He has undergone numerous health check-ups, as the doctors wanted to study the structural and functional health of his vital organs. He is an active supporter of the COVID-19 vaccine and among the oldest to be administered the vaccine.
Of course, what attracts is his extremely simple life as a yogi. He wakes up at 3 am, and practises yoga. He consumes very simple- only boiled food without oil or spices, rice and boiled daal (lentil stew) with a couple of green chillies. He even avoids fruits and milk, as he considers them fancy foods. He sleeps on a mat on the floor and uses a wooden slab as a pillow.
On the other hand, we have the nation of Japan, which it is the country with the longest life expectancy and the greatest number of centenarians (people living to 100 years and beyond).
It also has the most accelerated growth of ageing in the world. In other words, life expectancy in Japanese women increased at a steady rate of near 3 months every year for the previous 160 years. Life expectancy of Japanese women in 2016 was 87.1 years.
In Japan, there is a region that is home to the population with the greatest number of centenarians worldwide: the Okinawa island, which exceed even the rest of the Japanese in life expectancy.
The diet followed by Okinawa people, has attracted the interest of many, because they not only live longer but most of them maintain active lives. In fact, Okinawa is part of the five “Blue Zones”, which comprise populations with the world’s longest-lived people and the lowest risk of age-associated diseases. Okinawa is the largest of the Japanese Ryukyu Islands, where the traditional diet is very rich in nutrients and low in calories.
Other “blue zones” are Sardinia (Italy) with the highest concentration of centenarians and the community of Seventh Day Adventists of Loma Linda in California. Nicoya Peninsula in Costa Rica is another “blue zone” where healthy centenarians live in a solid support network of friends and family.
The Okinawan diet consists of mainly plant foods with 80% of its calories coming from vegetable sources, specifically, whole grains, fruits, legumes (mainly soy), relatively small amounts of fish, and limited amounts of lean meats. The traditional Okinawan diet has 20% less calories compared to the typical Japanese diet, and a large proportion of coloured vegetables.
Sweet potatoes and rice, are the main source of carbohydrates in the Okinawan diet. The Okinawan diet has low amounts of saturated fats due to a limited consumption of eggs, meat, and dairy products. Okinawan centenarians follow the Confucian teaching of “hara hachi bu”, which is in fact a sort of caloric restriction.
“Hara hachi bu” – the Okinawan, 2500-year old Confucian mantra said before meals reminds them to stop eating when their stomachs are 80% full.

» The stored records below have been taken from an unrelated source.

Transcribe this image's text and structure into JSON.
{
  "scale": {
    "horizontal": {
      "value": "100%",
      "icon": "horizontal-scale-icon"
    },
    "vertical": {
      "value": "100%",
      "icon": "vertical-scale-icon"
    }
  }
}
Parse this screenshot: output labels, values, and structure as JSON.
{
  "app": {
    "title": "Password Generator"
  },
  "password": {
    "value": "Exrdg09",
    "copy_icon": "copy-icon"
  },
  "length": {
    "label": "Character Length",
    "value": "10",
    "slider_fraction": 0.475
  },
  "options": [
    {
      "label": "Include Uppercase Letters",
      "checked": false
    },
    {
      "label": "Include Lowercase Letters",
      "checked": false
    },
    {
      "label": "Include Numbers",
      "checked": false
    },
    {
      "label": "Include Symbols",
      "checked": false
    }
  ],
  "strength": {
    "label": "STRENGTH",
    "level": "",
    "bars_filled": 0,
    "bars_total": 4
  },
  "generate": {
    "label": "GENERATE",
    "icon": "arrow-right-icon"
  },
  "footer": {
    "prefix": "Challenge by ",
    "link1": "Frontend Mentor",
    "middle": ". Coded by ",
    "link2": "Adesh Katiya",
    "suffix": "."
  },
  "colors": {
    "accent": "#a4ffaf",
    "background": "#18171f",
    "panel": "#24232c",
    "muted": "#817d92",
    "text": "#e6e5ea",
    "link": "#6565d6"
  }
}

This can also be a difference in feeling full and feeling satisfied. When you eat with the concept of Hara Hachi Bu, you would stop eating, at a time, when you still have capacity to eat some more food. You try to leave the table a little hungry.

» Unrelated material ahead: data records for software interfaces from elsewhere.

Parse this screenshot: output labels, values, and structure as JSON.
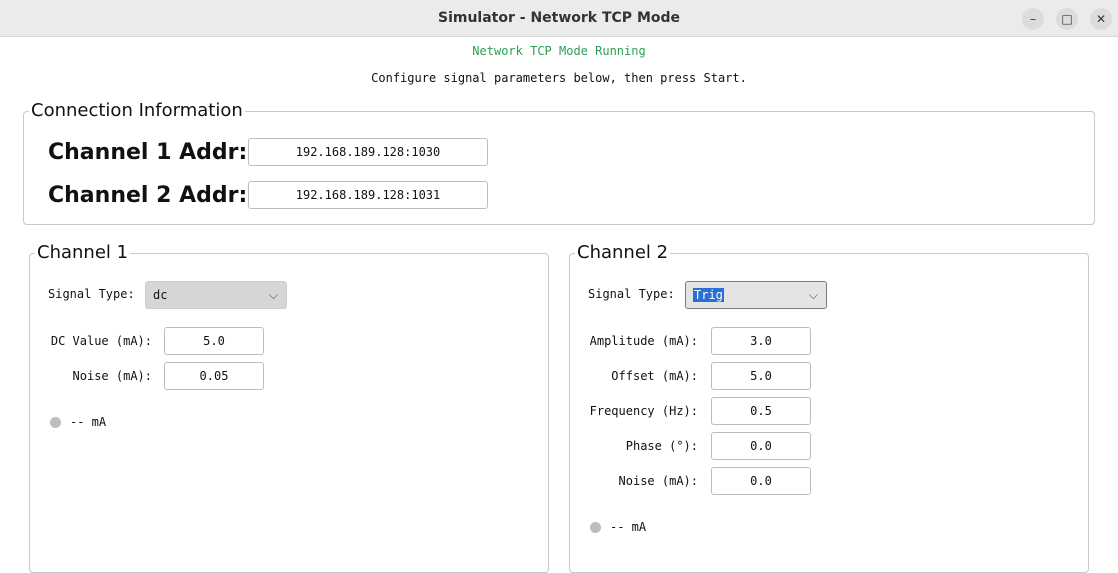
{
  "window": {
    "title": "Simulator - Network TCP Mode",
    "controls": {
      "minimize": "–",
      "maximize": "□",
      "close": "✕"
    }
  },
  "status_text": "Network TCP Mode Running",
  "instructions": "Configure signal parameters below, then press Start.",
  "connection": {
    "title": "Connection Information",
    "ch1_label": "Channel 1 Addr:",
    "ch1_value": "192.168.189.128:1030",
    "ch2_label": "Channel 2 Addr:",
    "ch2_value": "192.168.189.128:1031"
  },
  "channel1": {
    "title": "Channel 1",
    "signal_type_label": "Signal Type:",
    "signal_type_value": "dc",
    "params": [
      {
        "label": "DC Value (mA):",
        "value": "5.0"
      },
      {
        "label": "Noise (mA):",
        "value": "0.05"
      }
    ],
    "readout": "-- mA"
  },
  "channel2": {
    "title": "Channel 2",
    "signal_type_label": "Signal Type:",
    "signal_type_value": "Trig",
    "params": [
      {
        "label": "Amplitude (mA):",
        "value": "3.0"
      },
      {
        "label": "Offset (mA):",
        "value": "5.0"
      },
      {
        "label": "Frequency (Hz):",
        "value": "0.5"
      },
      {
        "label": "Phase (°):",
        "value": "0.0"
      },
      {
        "label": "Noise (mA):",
        "value": "0.0"
      }
    ],
    "readout": "-- mA"
  },
  "colors": {
    "status_green": "#2e9e55",
    "selection_blue": "#2a6fd6",
    "indicator_gray": "#bdbdbd"
  }
}
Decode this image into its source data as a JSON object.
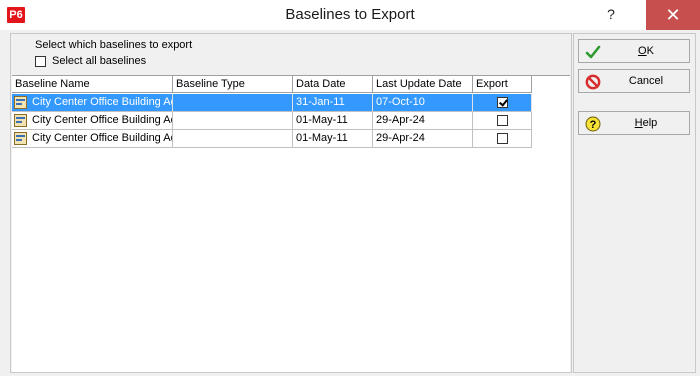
{
  "window": {
    "app_icon_label": "P6",
    "title": "Baselines to Export",
    "help_glyph": "?",
    "close_glyph": "✕"
  },
  "left": {
    "prompt": "Select which baselines to export",
    "select_all_label": "Select all baselines",
    "select_all_checked": false
  },
  "table": {
    "columns": [
      "Baseline Name",
      "Baseline Type",
      "Data Date",
      "Last Update Date",
      "Export"
    ],
    "rows": [
      {
        "name": "City Center Office Building Ad",
        "type": "",
        "data_date": "31-Jan-11",
        "last_update": "07-Oct-10",
        "export": true
      },
      {
        "name": "City Center Office Building Ad",
        "type": "",
        "data_date": "01-May-11",
        "last_update": "29-Apr-24",
        "export": false
      },
      {
        "name": "City Center Office Building Ad",
        "type": "",
        "data_date": "01-May-11",
        "last_update": "29-Apr-24",
        "export": false
      }
    ]
  },
  "buttons": {
    "ok": {
      "first": "O",
      "rest": "K"
    },
    "cancel": {
      "first": "",
      "rest": "Cancel"
    },
    "help": {
      "first": "H",
      "rest": "elp"
    }
  },
  "colors": {
    "selection": "#3399ff",
    "close_button": "#c7504f",
    "app_icon": "#e3151a"
  }
}
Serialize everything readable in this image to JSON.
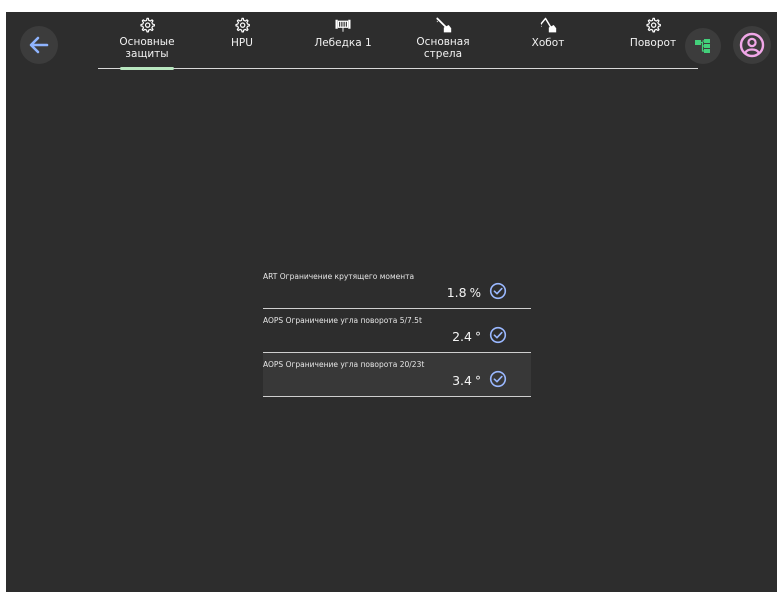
{
  "colors": {
    "screen_bg": "#2d2d2d",
    "accent_blue": "#8fb4ff",
    "tab_underline": "#b8e6bf",
    "check_blue": "#9ab8ff",
    "tree_green": "#43d07a",
    "user_pink": "#f1a7e8"
  },
  "nav": {
    "back_icon": "arrow-left-icon",
    "tree_icon": "tree-structure-icon",
    "user_icon": "user-circle-icon"
  },
  "tabs": [
    {
      "label": "Основные\nзащиты",
      "icon": "gear-icon",
      "active": true
    },
    {
      "label": "HPU",
      "icon": "gear-icon",
      "active": false
    },
    {
      "label": "Лебедка 1",
      "icon": "winch-icon",
      "active": false
    },
    {
      "label": "Основная\nстрела",
      "icon": "crane-boom-icon",
      "active": false
    },
    {
      "label": "Хобот",
      "icon": "jib-icon",
      "active": false
    },
    {
      "label": "Поворот",
      "icon": "gear-icon",
      "active": false
    }
  ],
  "protections": [
    {
      "label": "ART Ограничение крутящего момента",
      "value": "1.8",
      "unit": "%",
      "status": "ok"
    },
    {
      "label": "AOPS Ограничение угла поворота 5/7.5t",
      "value": "2.4",
      "unit": "°",
      "status": "ok"
    },
    {
      "label": "AOPS Ограничение угла поворота 20/23t",
      "value": "3.4",
      "unit": "°",
      "status": "ok"
    }
  ]
}
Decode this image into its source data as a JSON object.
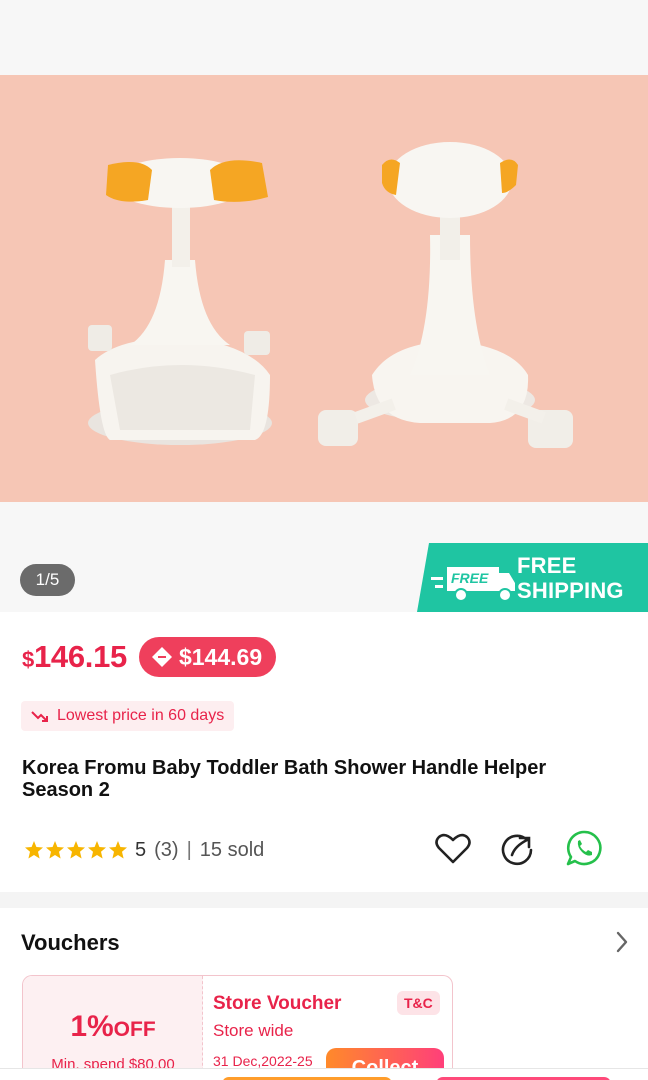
{
  "gallery": {
    "counter": "1/5",
    "background_color": "#f6c6b5",
    "image_desc_icon": "product-photo",
    "shipping_badge": {
      "tag": "FREE",
      "line1": "FREE",
      "line2": "SHIPPING",
      "color": "#1fc5a2"
    }
  },
  "price": {
    "currency": "$",
    "amount": "146.15",
    "voucher_price": "$144.69",
    "voucher_icon": "voucher-tag-icon",
    "accent": "#e8234a"
  },
  "lowest_badge": {
    "text": "Lowest price in 60 days",
    "icon": "trend-down-icon"
  },
  "product": {
    "title": "Korea Fromu Baby Toddler Bath Shower Handle Helper Season 2"
  },
  "meta": {
    "stars": 5,
    "rating": "5",
    "reviews": "(3)",
    "separator": "|",
    "sold": "15 sold"
  },
  "actions": [
    "heart-icon",
    "share-icon",
    "whatsapp-icon"
  ],
  "vouchers": {
    "title": "Vouchers",
    "card": {
      "percent": "1%",
      "off": "OFF",
      "min_spend": "Min. spend $80.00",
      "name": "Store Voucher",
      "scope": "Store wide",
      "date": "31 Dec,2022-25",
      "tc": "T&C",
      "collect": "Collect"
    }
  }
}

Caloric restriction refers to the reduction in the total energy intake by 20 to 40% without causing malnutrition or deficiency in essential nutrients.
Okinawans indeed appear to be one of the few populations in the world that may have experienced long-term caloric restriction without significant malnutrition, and this may be linked to their exceptionally healthy survival.
Chronic low caloric intake and chronic low protein and/or low intake of particular amino acids (e.g., methionine) may also be chronic low-intensity stressors and may have contributed to a phenomenon known as “hormesis,” where low levels of otherwise damaging agents have positive, potentially life-extending effects.
The Caloric restriction status of the older Okinawans appears to be due, in part, to a high level of occupational energy demand from their main vocation as farmers. This was coupled to low caloric intake from an energy-poor but nutrient-dense Okinawan diet.
But what’s that one common factor between Swami Sivananda, and many in the likes of him, and the centenarians from Okinawa?
It’s the concept of Hara Hachi Bu. Both eat traditional meals and foods, but eat only till they are app. 80% full or even less. Due to which they practice overall calorie restriction, a practice linked to healthy and longer human life.
In fact, in my program Genesis, this is one of the most common advices I give to all my clients. That you cannot live your life with a calculator and weight machine, to calculate the calories of every food you put in your mouth and weigh every gram of food.
The most important aspect of nutrition is to understand your own hunger patterns, and eating habits. Practicing Hara Hachi Bu could be one the best ways to do that.